Evan Smith: The earliest instance I can find of your wanting a new home for the team is 1994. Here we are, fifteen years later, sitting in a suite overlooking the 50-yard line and this grand stadium. Did it turn out, in the end, the way you imagined it might back then?
Jerry Jones: It’s beyond the scope of what I imagined. I would have to say that, relative to where we were in ’94, we’re 200 percent more invested. I got caught up in it, and my family got caught up in it, and our organization got caught up in it. The more we saw other venues, the more we realized that if the Dallas Cowboys made this kind of commitment, the perception of that, regarding the franchise, would float all boats. I always said, “Don’t miss this opportunity. It doesn’t come to too many people. It doesn’t happen in too many lifetimes. Do it right.” Now, I didn’t anticipate that we would have a downturn in the economy, but it’s a credit to the Cowboys, to our stature, that in the times we’re in, we would be able to do this at the level we’ve done it.
ES: If there’s any evidence that you cut back because of the recession, I’m not seeing it.
JJ: When I bought the Cowboys, in 1989, it seemed like every bank in Dallas was going broke. Buildings downtown were half-empty and half-finished. It was a tough time. But you know, that’s why I got to buy the Dallas Cowboys. I’ve watched that downturn turn into an upturn, and I know that upturn helped impact where we are today with the team. What you’re seeing in the finish-out of this stadium is a real belief in the stability and the future of the National Football League. [Pro football is] the number-one-rated program in all of television, and the Cowboys are the number-one-rated brand in the NFL. So you’re right: I haven’t cut back. As a matter of fact, I’ve added. I’ve added because I can, and because this isn’t a dress rehearsal.
ES: This will be a billion-dollar expenditure by the time it’s over?

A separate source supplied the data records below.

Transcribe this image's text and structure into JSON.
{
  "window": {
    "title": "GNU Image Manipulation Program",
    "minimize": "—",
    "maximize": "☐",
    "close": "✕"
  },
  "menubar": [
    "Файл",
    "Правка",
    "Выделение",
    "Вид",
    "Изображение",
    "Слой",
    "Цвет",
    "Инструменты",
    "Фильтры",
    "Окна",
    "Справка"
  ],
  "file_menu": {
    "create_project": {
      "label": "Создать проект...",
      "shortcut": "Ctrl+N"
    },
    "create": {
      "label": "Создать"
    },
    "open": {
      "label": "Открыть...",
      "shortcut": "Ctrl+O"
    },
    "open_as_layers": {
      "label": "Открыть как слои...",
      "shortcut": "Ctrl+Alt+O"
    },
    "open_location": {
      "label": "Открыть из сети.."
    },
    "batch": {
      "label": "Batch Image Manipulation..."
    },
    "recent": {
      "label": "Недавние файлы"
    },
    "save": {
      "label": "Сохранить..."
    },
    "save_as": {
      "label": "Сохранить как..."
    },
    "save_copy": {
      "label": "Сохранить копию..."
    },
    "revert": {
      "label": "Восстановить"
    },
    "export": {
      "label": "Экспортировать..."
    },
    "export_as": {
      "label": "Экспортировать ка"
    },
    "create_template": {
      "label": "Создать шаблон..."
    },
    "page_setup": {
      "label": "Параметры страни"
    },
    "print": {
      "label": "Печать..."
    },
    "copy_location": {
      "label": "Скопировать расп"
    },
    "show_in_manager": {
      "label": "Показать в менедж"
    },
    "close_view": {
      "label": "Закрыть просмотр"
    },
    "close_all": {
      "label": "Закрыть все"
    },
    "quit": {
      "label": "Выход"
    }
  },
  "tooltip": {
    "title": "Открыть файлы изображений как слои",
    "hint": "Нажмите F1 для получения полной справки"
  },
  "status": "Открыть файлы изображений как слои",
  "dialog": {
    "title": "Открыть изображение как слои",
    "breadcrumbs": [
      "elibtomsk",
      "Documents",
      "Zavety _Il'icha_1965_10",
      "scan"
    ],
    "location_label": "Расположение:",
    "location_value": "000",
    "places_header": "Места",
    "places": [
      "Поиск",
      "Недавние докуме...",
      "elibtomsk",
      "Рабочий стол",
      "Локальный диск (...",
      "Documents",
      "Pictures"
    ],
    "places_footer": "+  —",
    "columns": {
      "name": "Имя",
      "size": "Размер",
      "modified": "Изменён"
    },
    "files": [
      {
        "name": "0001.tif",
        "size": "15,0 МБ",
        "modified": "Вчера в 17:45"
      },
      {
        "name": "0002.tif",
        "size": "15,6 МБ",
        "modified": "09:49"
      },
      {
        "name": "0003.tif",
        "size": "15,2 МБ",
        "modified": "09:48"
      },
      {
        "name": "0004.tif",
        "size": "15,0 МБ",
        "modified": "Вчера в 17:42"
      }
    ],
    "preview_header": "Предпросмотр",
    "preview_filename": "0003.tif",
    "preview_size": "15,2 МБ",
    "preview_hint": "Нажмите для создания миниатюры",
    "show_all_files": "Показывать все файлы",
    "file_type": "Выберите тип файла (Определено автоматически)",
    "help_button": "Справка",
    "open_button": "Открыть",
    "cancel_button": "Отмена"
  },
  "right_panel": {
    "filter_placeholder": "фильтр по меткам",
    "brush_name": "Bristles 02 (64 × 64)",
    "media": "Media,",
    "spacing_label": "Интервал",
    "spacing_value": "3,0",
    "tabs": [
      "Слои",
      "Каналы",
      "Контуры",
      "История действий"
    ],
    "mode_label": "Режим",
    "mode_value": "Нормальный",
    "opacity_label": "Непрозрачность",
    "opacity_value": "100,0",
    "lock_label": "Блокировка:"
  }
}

JJ: A billion two.
ES: Of which the City of Arlington provided $325 million?
JJ: Correct. The remainder came from four other sources. We have a plan in the NFL that allows other owners to waive their visiting team share of the “club seat premium” during the time you construct. Some came from that. Certainly a significant portion of it came from the owner source—from me. We did a ticket tax. And there was some debt. In December of last year, we had to step back into the credit market because the credit we had arranged became compromised, as did so much credit around the country. It says something tremendous about the Dallas Cowboys that at the height of sensitivity [in the banking sector], we were able to get a large line of credit, a total of $475 million. As it turns out, we’re only going to need about $350 million.
ES: In fairness, the banks knew where to find you if you didn’t make your payments.
JJ: I agree with you. But it was really about the recognition that the Cowboys are at the top of the sports world.
ES: How soon will you make back that $1.2 billion through ticket sales, suite sales, concessions, venue rentals, broadcast rights, and all the available sources of earned income?
JJ: You’d respect me more as a businessman if I knew. I don’t. That’s a product of the economy we’re in. But no one has ever tried to operate this kind of venue before. We have 3 million square feet of air-conditioned space. Texas Stadium had about 950,000 square feet, and it wasn’t enclosed. I know that in the new stadium, we’ll benefit from an uptick in revenues from traditional sources. We put 63,700 people in Texas Stadium. We’ll put close to 100,000 people in this stadium for our premium games. Do the math—that alone gives us a huge increase from tickets and concessions. There will also be tremendous appreciation over time in the price of seats and suites, and that will make us the highest-revenue team in sports. The verdict is out as to where we’ll be on expenses, but the bottom line is that having a place with this visibility for the Cowboys to play in was enough for me to spend the money.
ES: How dependent is the revenue picture on the success of the team? It would stand to reason that a 9-7 season would not be as much of a revenue producer as a 14-2 season.
JJ: The success of the team is very important in terms of our sources of revenue. Because of the fans we have and the makeup of the fan base, when the Cowboys have success, it’s like putting a match in a room filled with gasoline. It just explodes. When we don’t have success, we may flatten or dip, but not as much as teams that don’t have the tradition or don’t have the interest that we have. Having said that, the new stadium will improve our chances for success because it will create more revenue. The one thing I’m known for in the NFL after twenty years is, I will spend the money.
ES: If you make more, you can get better players.
JJ: We criticize a team like the New York Yankees because they do that, but it does help them compete.
ES: It would be hard not to want to have their record this year.
JJ: Exactly. Then again, in football, what you spend doesn’t necessarily equate to success. The first year I won the Super Bowl, I was next to last in the NFL in spending money. The thing that happens, though, is that when you win the Super Bowl, your players command more money.
ES: One of the things I notice is that you could have